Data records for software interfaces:
★ ★ ★ ★ ★

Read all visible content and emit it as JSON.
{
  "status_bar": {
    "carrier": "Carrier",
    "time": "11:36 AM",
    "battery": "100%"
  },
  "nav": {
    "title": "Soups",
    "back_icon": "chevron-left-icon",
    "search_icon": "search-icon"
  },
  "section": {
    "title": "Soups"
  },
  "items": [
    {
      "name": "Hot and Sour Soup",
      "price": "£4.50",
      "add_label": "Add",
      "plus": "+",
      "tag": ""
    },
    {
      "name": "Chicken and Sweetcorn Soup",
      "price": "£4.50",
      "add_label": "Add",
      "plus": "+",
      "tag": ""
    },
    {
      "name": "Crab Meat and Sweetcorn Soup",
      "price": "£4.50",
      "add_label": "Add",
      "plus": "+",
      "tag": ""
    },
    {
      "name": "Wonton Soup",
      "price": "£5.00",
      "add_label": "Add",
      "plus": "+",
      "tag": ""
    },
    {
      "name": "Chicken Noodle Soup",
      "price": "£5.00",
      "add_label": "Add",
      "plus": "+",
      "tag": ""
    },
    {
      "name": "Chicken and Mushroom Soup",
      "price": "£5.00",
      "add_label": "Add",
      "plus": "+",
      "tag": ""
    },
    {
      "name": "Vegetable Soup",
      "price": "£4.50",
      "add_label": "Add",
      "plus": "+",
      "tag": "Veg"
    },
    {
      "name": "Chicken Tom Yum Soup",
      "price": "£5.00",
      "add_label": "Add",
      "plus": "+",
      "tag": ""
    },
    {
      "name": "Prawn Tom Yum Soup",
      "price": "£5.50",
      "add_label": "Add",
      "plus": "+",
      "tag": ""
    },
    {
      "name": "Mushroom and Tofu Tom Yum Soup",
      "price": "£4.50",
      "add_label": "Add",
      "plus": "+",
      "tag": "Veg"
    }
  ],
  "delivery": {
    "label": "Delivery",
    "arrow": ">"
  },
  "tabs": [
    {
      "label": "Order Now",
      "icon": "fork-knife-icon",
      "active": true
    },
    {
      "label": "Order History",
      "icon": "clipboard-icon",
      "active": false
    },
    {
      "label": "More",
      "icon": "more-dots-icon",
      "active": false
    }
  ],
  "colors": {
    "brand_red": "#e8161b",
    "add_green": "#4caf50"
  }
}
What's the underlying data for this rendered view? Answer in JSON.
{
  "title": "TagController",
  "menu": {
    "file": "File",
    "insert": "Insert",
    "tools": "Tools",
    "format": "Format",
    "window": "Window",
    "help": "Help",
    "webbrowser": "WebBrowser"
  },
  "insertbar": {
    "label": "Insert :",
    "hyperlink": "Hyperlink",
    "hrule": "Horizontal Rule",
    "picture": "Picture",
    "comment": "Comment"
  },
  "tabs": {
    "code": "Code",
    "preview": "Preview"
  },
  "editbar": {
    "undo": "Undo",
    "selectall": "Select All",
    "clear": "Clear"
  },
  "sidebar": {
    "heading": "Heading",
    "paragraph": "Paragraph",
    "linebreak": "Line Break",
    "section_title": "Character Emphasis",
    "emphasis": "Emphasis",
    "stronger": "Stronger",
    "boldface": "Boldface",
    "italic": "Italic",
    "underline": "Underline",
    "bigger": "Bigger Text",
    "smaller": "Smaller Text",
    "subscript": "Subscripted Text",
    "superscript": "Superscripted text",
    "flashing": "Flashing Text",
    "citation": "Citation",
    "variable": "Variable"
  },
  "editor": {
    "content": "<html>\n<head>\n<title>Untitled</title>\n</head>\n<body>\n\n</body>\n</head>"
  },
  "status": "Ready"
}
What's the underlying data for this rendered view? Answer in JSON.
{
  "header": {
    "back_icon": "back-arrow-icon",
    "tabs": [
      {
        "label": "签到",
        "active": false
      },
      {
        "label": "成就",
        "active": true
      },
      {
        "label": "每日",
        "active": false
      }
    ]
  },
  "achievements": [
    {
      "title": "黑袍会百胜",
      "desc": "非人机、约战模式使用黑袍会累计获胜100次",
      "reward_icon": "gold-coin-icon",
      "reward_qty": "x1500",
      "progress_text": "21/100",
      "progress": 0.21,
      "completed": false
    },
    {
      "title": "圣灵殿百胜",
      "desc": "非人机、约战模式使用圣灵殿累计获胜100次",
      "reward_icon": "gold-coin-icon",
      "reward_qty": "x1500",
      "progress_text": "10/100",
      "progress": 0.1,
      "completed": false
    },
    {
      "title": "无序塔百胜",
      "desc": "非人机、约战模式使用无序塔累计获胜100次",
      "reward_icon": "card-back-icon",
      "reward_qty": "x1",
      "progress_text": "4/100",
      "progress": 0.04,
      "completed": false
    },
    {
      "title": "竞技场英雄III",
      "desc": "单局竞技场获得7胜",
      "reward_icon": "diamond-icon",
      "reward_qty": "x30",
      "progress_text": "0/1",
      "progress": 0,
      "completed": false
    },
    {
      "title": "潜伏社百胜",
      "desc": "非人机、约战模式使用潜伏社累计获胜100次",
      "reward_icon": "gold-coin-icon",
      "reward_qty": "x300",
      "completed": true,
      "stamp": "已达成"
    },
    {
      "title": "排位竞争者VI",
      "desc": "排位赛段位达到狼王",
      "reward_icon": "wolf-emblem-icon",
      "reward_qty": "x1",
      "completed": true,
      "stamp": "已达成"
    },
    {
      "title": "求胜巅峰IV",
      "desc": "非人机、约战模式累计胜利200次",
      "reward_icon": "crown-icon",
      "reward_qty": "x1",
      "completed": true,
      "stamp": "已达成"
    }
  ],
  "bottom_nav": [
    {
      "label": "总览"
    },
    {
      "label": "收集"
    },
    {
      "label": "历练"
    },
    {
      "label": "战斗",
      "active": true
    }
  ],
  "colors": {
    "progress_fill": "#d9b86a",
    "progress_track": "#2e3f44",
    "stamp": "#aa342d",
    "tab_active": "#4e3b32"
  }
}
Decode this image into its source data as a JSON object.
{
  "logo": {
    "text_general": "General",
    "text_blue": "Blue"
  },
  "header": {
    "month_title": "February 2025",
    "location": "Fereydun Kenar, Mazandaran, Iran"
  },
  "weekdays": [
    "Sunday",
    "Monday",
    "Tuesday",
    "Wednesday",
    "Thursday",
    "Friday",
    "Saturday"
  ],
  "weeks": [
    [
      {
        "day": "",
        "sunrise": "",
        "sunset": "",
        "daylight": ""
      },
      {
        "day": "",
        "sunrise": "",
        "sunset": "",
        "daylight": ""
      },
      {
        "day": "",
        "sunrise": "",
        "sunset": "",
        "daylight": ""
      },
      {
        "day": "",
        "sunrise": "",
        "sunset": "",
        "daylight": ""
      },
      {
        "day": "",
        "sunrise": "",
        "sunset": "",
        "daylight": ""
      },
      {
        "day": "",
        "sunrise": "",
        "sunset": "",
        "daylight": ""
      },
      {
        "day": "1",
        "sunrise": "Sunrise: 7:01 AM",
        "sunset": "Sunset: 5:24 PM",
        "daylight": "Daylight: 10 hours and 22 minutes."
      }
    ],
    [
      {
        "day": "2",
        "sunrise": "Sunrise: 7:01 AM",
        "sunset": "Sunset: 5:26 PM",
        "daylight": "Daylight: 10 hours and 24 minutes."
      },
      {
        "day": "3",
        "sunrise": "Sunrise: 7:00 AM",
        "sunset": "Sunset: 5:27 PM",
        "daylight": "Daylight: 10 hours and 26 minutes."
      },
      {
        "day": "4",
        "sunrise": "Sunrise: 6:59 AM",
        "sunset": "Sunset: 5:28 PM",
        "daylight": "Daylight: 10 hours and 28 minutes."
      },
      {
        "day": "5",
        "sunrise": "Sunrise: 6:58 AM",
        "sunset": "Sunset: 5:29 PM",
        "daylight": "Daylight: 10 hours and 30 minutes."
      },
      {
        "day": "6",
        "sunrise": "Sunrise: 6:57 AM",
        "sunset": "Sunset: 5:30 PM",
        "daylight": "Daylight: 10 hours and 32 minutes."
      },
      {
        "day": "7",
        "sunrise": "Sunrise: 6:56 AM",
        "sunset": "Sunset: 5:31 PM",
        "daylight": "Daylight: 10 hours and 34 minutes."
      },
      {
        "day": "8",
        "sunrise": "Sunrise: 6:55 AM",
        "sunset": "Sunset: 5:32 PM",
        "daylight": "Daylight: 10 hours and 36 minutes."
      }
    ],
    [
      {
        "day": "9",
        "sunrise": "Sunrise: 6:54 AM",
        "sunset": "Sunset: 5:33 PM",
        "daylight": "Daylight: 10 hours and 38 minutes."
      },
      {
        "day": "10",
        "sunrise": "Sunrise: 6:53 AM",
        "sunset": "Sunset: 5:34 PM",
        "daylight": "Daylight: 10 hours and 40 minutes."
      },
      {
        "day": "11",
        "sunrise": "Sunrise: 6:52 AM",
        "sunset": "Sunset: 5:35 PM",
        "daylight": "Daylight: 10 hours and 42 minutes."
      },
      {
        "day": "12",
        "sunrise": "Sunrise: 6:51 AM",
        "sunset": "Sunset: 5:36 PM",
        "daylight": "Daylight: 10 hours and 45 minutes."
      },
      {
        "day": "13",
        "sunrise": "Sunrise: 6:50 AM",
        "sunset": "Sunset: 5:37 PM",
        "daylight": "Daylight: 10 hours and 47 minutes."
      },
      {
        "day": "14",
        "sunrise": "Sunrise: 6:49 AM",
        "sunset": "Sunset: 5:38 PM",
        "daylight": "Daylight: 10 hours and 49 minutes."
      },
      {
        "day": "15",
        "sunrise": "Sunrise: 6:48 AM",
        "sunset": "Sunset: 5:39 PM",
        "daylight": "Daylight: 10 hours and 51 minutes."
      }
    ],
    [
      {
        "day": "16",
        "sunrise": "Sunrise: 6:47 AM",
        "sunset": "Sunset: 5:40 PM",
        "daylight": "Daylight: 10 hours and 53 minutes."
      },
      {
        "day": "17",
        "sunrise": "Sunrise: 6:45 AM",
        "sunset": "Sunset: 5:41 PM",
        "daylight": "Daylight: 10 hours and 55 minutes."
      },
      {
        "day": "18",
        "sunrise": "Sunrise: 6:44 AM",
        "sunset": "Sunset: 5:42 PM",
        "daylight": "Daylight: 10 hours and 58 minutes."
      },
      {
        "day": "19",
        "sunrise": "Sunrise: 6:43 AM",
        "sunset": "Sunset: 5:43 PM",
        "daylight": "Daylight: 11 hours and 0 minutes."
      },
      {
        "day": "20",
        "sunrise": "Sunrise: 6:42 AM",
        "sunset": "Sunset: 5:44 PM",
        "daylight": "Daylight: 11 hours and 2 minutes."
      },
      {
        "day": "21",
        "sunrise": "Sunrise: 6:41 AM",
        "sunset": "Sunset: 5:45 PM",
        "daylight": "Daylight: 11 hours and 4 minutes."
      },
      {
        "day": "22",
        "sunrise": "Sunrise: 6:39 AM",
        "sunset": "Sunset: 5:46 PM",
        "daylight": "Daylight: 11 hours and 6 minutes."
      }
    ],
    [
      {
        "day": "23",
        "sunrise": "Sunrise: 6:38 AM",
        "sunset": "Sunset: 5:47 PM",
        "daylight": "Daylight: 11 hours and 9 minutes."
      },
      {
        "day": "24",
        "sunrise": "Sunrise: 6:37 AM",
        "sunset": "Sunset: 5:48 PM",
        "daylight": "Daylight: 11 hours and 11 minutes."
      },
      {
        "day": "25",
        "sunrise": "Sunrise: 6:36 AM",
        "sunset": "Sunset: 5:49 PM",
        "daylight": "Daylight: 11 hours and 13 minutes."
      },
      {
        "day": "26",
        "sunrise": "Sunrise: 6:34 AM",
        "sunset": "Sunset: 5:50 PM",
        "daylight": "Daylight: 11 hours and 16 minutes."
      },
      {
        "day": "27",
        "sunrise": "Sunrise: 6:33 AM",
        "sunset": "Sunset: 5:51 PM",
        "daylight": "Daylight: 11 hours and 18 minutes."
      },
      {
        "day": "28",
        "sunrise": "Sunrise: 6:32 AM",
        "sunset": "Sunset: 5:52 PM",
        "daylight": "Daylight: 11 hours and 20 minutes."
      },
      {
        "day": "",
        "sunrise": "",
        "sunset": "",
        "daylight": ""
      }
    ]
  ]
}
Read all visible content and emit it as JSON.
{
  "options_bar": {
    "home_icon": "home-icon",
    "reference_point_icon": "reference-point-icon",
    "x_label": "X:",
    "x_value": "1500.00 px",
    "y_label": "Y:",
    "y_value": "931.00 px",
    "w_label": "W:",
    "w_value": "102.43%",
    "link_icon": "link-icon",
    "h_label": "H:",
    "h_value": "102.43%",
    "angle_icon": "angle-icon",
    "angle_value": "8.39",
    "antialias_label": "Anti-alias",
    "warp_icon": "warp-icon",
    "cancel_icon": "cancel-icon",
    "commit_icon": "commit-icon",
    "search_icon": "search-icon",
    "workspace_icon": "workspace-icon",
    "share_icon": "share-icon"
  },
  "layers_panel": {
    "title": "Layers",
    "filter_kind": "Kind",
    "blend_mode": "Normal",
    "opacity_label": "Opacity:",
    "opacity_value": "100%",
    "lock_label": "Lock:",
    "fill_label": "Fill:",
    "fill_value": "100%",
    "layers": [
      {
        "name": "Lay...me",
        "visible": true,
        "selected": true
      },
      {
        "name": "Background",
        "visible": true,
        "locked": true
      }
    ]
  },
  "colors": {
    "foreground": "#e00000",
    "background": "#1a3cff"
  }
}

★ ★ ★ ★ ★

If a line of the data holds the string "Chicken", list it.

YOUR SOLUTION:
      "name": "Chicken and Sweetcorn Soup",
      "name": "Chicken Noodle Soup",
      "name": "Chicken and Mushroom Soup",
      "name": "Chicken Tom Yum Soup",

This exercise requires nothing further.